  • It might just be me, but I seem to find that the majority of cigars where I find tar issues tend to be made by Arturo Fuente. That said, they are generally very few and far between.
  • Along those lines, I find myself having to cut a bit more of the cap off of Fuente-made cigars to ensure I don’t give any tar a ridge to build up upon.
  • When I asked Keith Park of Prometheus about the official dimensions of the cigar, he said they were 7 x 48, though my measurements had it at about 7 5/8 inches long, while the ring gauge felt like a 49, though with the box press it was harder to get a precise measurement. I compared it to a Casa Fuente Double Corona that I happened to have in my humidor, and it appears to be the same size as that cigar, which I’ve seen listed as 7 5/8 x 49.
  • A portion of the proceeds from the sales of Fuente Aged Selection products is donated to the Cigar Family Charitable Foundation, which supports a school, medical clinic, and other programs in the Dominican Republic. I’ve had the opportunity to visit the CFCF facility, and it is nothing short of amazing.
  • In August 2019, I reviewed another member of the Heaven and Earth collection, the OpusX Purple Rain. That cigar wears the same primary and secondary bands as the Rare Black, but has a purple foot ribbon as opposed to the black one on the Rare Black releases.
  • I’m glad to report that I didn’t get much of a nicotine kick from the Fuente Fuente OpusX Heaven and Earth Rare Black Double Corona, as it seemed like it could be a cigar that would leave me with a decent buzz. It’s medium to medium-plus in strength but left no side effects in my experience.
  • A double corona is a lot of cigar to smoke, and I will say that the Fuente Fuente OpusX Heaven and Earth Rare Black Double Corona is a particularly time-consuming cigar, especially when smoking by yourself for a review.
  • Arturo Fuente advertises on halfwheel.
  • The cigars for this review were purchased by halfwheel.
  • Final smoking time was three hours and 25 minutes on average.
86 Overall Score

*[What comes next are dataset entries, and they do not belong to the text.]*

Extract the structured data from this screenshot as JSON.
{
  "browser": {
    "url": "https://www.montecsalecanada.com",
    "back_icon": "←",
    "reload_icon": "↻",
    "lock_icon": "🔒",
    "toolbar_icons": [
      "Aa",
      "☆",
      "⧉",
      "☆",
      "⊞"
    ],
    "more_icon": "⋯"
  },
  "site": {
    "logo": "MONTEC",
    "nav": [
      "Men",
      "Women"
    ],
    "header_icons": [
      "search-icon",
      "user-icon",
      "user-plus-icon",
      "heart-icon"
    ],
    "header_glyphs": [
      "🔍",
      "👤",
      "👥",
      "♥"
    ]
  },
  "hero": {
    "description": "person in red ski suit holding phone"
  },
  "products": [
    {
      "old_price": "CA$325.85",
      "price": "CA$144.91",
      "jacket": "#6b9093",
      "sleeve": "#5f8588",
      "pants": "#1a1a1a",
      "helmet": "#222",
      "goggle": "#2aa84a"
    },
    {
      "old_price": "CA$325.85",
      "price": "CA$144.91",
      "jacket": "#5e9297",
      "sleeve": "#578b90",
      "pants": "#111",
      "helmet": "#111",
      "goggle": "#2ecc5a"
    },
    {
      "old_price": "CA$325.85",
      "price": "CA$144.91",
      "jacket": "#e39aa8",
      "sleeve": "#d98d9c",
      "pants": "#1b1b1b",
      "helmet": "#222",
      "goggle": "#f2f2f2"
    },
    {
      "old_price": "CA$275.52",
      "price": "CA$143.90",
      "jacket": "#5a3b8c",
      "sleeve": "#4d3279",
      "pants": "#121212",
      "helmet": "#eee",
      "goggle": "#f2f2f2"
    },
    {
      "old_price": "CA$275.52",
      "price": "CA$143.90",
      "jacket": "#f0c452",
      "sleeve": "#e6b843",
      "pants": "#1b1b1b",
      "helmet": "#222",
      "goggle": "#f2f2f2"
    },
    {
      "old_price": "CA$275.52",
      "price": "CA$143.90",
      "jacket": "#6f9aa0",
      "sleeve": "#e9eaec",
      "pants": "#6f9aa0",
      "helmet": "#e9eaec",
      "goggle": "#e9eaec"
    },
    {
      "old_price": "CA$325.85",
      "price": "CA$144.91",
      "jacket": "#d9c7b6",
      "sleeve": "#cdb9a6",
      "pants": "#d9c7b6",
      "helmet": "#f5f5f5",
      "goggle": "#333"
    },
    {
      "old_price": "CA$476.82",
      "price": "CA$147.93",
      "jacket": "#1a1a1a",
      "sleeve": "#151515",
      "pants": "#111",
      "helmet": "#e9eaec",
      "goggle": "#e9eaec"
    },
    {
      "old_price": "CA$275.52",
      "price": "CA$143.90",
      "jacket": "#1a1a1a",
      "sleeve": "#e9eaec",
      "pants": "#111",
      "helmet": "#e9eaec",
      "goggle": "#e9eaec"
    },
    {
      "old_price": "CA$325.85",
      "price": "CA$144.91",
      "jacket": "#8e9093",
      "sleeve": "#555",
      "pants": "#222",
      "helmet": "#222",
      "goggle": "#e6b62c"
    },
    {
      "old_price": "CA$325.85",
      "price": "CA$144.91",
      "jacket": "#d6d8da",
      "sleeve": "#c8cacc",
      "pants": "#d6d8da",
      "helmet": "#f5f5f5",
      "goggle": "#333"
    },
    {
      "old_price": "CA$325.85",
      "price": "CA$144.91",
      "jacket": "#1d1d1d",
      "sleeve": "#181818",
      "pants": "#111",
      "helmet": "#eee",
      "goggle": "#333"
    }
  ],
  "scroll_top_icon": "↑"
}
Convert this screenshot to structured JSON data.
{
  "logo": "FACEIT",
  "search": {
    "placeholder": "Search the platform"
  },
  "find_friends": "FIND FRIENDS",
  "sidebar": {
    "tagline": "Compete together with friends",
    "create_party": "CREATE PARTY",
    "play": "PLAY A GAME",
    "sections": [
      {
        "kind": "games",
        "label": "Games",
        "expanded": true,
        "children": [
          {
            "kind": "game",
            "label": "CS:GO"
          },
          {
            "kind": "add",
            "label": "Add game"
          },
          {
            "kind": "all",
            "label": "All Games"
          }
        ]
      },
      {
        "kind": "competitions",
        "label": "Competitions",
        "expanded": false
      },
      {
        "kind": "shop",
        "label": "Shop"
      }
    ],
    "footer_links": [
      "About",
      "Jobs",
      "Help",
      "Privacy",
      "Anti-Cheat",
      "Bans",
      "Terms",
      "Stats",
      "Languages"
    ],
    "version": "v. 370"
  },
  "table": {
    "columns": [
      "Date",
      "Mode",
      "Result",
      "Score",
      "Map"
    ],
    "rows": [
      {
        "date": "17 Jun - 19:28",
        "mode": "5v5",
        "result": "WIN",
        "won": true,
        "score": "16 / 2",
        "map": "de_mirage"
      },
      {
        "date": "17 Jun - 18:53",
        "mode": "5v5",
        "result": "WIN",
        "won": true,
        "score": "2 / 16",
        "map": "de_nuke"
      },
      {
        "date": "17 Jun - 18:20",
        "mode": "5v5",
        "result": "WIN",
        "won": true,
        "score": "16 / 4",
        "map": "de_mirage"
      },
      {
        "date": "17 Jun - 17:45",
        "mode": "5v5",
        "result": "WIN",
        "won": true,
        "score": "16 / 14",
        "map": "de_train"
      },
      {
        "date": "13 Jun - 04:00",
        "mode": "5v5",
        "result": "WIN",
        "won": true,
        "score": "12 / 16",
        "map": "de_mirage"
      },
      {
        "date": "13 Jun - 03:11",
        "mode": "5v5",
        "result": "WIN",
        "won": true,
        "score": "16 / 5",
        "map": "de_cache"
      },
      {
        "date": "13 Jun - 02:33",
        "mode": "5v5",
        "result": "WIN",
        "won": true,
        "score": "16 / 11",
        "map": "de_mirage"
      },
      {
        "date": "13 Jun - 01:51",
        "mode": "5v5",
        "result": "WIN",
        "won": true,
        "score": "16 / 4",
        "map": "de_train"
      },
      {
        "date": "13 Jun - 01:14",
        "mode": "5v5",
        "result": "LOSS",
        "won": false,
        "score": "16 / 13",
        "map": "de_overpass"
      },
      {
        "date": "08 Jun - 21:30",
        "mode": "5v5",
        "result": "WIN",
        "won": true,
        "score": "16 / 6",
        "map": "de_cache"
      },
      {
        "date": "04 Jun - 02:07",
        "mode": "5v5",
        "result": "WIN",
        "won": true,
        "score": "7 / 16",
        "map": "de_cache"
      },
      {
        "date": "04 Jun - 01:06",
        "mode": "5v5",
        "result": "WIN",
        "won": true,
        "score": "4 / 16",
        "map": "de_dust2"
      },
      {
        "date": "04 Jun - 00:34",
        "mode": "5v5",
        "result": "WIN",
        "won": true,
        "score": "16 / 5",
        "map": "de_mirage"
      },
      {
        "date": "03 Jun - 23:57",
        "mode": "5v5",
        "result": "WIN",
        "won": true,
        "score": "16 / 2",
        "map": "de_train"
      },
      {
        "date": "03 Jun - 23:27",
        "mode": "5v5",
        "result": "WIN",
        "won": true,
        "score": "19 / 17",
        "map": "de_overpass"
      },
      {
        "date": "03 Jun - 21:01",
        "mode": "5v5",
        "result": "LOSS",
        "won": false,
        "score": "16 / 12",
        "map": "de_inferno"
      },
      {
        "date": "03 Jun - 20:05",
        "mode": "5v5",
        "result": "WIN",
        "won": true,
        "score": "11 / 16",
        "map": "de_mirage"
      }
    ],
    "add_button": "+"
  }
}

It's hard not to have high expectations for a cigar like the Fuente Fuente OpusX Heaven and Earth Rare Black Double Corona, whether looking at its pedigree, its limited production, or the thing that most likely stands out: its price. On the whole, the cigar delivers quite well, though it's not without a few spots where it struggles. For the most part, the cigar treats the palate to a dance of both dry and damp earth, white and black pepper, a bit of woods, some creaminess, and the occasional subtle sweetness. The earth and pepper combinations can occasionally lead the profile astray, though thankfully it soon returns to the path it should seemingly be on. Dry boxing also seems to help the cigar a good bit, both in flavor and combustion. It's also worth mentioning that this is a lot of cigar, well over three hours worth by my experience, which at least helps justify the cost but does make this an investment of time as well as dollars. The score will be what it is, the real question is whether you'll find the value and enjoyment that justifies the cost. For me, that came up just a bit short, enough to hold onto some reservations about recommending the cigar wholeheartedly.

Patrick Lagreid

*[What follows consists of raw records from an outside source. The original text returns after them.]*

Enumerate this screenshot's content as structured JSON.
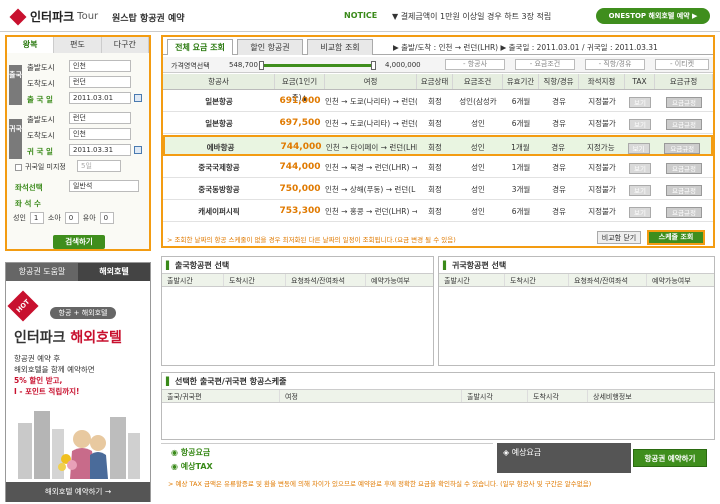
{
  "header": {
    "logo_text": "인터파크",
    "logo_sub": "Tour",
    "subtitle": "원스탑 항공권 예약",
    "notice_label": "NOTICE",
    "notice_text": "▼ 결제금액이 1만원 이상일 경우 하트 3장 적립",
    "onestop_button": "ONESTOP 해외호텔 예약 ▶"
  },
  "search": {
    "tabs": [
      "왕복",
      "편도",
      "다구간"
    ],
    "outbound_side": "출국",
    "return_side": "귀국",
    "depart_city_label": "출발도시",
    "arrive_city_label": "도착도시",
    "depart_date_label": "출 국 일",
    "return_date_label": "귀 국 일",
    "out_from": "인천",
    "out_to": "런던",
    "out_date": "2011.03.01",
    "ret_from": "런던",
    "ret_to": "인천",
    "ret_date": "2011.03.31",
    "return_undecided": "귀국일 미지정",
    "days_select": "5일",
    "seat_label": "좌석선택",
    "seat_value": "일반석",
    "pax_label": "좌 석 수",
    "adult_label": "성인",
    "adult_count": "1",
    "child_label": "소아",
    "child_count": "0",
    "infant_label": "유아",
    "infant_count": "0",
    "search_button": "검색하기"
  },
  "ad": {
    "tabs": [
      "항공권 도움말",
      "해외호텔"
    ],
    "hot": "HOT",
    "pill": "항공 + 해외호텔",
    "brand": "인터파크",
    "brand_product": "해외호텔",
    "line1": "항공권 예약 후",
    "line2": "해외호텔을 함께 예약하면",
    "line3": "5% 할인 받고,",
    "line4": "I - 포인트 적립까지!",
    "footer": "해외호텔 예약하기 →"
  },
  "main": {
    "tabs": [
      "전체 요금 조회",
      "할인 항공권",
      "비교함 조회"
    ],
    "route": "▶ 출발/도착 : 인천 → 런던(LHR)   ▶ 출국일 : 2011.03.01 / 귀국일 : 2011.03.31",
    "price_range_label": "가격영역선택",
    "price_min": "548,700",
    "price_max": "4,000,000",
    "filters": [
      "- 항공사",
      "- 요금조건",
      "- 직항/경유",
      "- 이티켓"
    ],
    "columns": [
      "항공사",
      "요금(1인기준)▲",
      "여정",
      "요금상태",
      "요금조건",
      "유효기간",
      "직항/경유",
      "좌석지정",
      "TAX",
      "요금규정"
    ],
    "rows": [
      {
        "airline": "일본항공",
        "price": "691,000",
        "itinerary": "인천 → 도쿄(나리타) → 런던(",
        "status": "회정",
        "cond": "성인(삼성카",
        "valid": "6개월",
        "via": "경유",
        "seat": "지정불가",
        "tax": "보기",
        "rule": "요금규정"
      },
      {
        "airline": "일본항공",
        "price": "697,500",
        "itinerary": "인천 → 도쿄(나리타) → 런던(",
        "status": "회정",
        "cond": "성인",
        "valid": "6개월",
        "via": "경유",
        "seat": "지정불가",
        "tax": "보기",
        "rule": "요금규정"
      },
      {
        "airline": "에바항공",
        "price": "744,000",
        "itinerary": "인천 → 타이페이 → 런던(LHR)",
        "status": "회정",
        "cond": "성인",
        "valid": "1개월",
        "via": "경유",
        "seat": "지정가능",
        "tax": "보기",
        "rule": "요금규정"
      },
      {
        "airline": "중국국제항공",
        "price": "744,000",
        "itinerary": "인천 → 북경 → 런던(LHR) →",
        "status": "회정",
        "cond": "성인",
        "valid": "1개월",
        "via": "경유",
        "seat": "지정불가",
        "tax": "보기",
        "rule": "요금규정"
      },
      {
        "airline": "중국동방항공",
        "price": "750,000",
        "itinerary": "인천 → 상해(푸동) → 런던(L",
        "status": "회정",
        "cond": "성인",
        "valid": "3개월",
        "via": "경유",
        "seat": "지정불가",
        "tax": "보기",
        "rule": "요금규정"
      },
      {
        "airline": "캐세이퍼시픽",
        "price": "753,300",
        "itinerary": "인천 → 홍콩 → 런던(LHR) →",
        "status": "회정",
        "cond": "성인",
        "valid": "6개월",
        "via": "경유",
        "seat": "지정불가",
        "tax": "보기",
        "rule": "요금규정"
      }
    ],
    "note": "> 조회한 날짜의 항공 스케줄이 없을 경우 최저화된 다른 날짜의 일정이 조회됩니다.(요금 변경 될 수 있음)",
    "compare_close": "비교함 닫기",
    "schedule_button": "스케줄 조회"
  },
  "outbound_panel": {
    "title": "출국항공편 선택",
    "columns": [
      "출발시간",
      "도착시간",
      "요청좌석/잔여좌석",
      "예약가능여부"
    ]
  },
  "return_panel": {
    "title": "귀국항공편 선택",
    "columns": [
      "출발시간",
      "도착시간",
      "요청좌석/잔여좌석",
      "예약가능여부"
    ]
  },
  "schedule_panel": {
    "title": "선택한 출국편/귀국편 항공스케줄",
    "columns": [
      "출국/귀국편",
      "여정",
      "출발시각",
      "도착시각",
      "상세비행정보"
    ]
  },
  "bottom": {
    "fare_label": "항공요금",
    "tax_label": "예상TAX",
    "expected_label": "예상요금",
    "book_button": "항공권 예약하기",
    "note": "> 예상 TAX 금액은 유류할증료 및 환율 변동에 의해 차이가 있으므로 예약완료 후에 정확한 요금을 확인하실 수 있습니다. (일부 항공사 및 구간은 알수없음)"
  },
  "colors": {
    "accent_green": "#3f8e1d",
    "highlight_orange": "#f39c12",
    "price_orange": "#e07a00"
  },
  "icons": [
    "calendar-icon",
    "user-icon",
    "dropdown-icon"
  ]
}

I strive to capture the essence of a cigar and the people behind them in my work – every cigar you light up is the culmination of the work of countless people and often represents generations of struggle and stories. For me, it’s about so much more than the cigar – it’s about the story behind it, the experience of enjoying the work of artisans and the way that a good cigar can bring people together. In addition to my work with halfwheel, I’m the public address announcer for the Colorado Rockies and Arizona Diamondbacks during spring training, as well as for the Salt River Rafters of the Arizona Fall League, the WNBA's Phoenix Mercury and the Arizona Rattlers of the Indoor Football League. I also work in a number of roles for MLB.com, plus I'm a voice over artist. I previously covered the Phoenix and national cigar scene for Examiner.com, and was an editor for Cigar Snob magazine.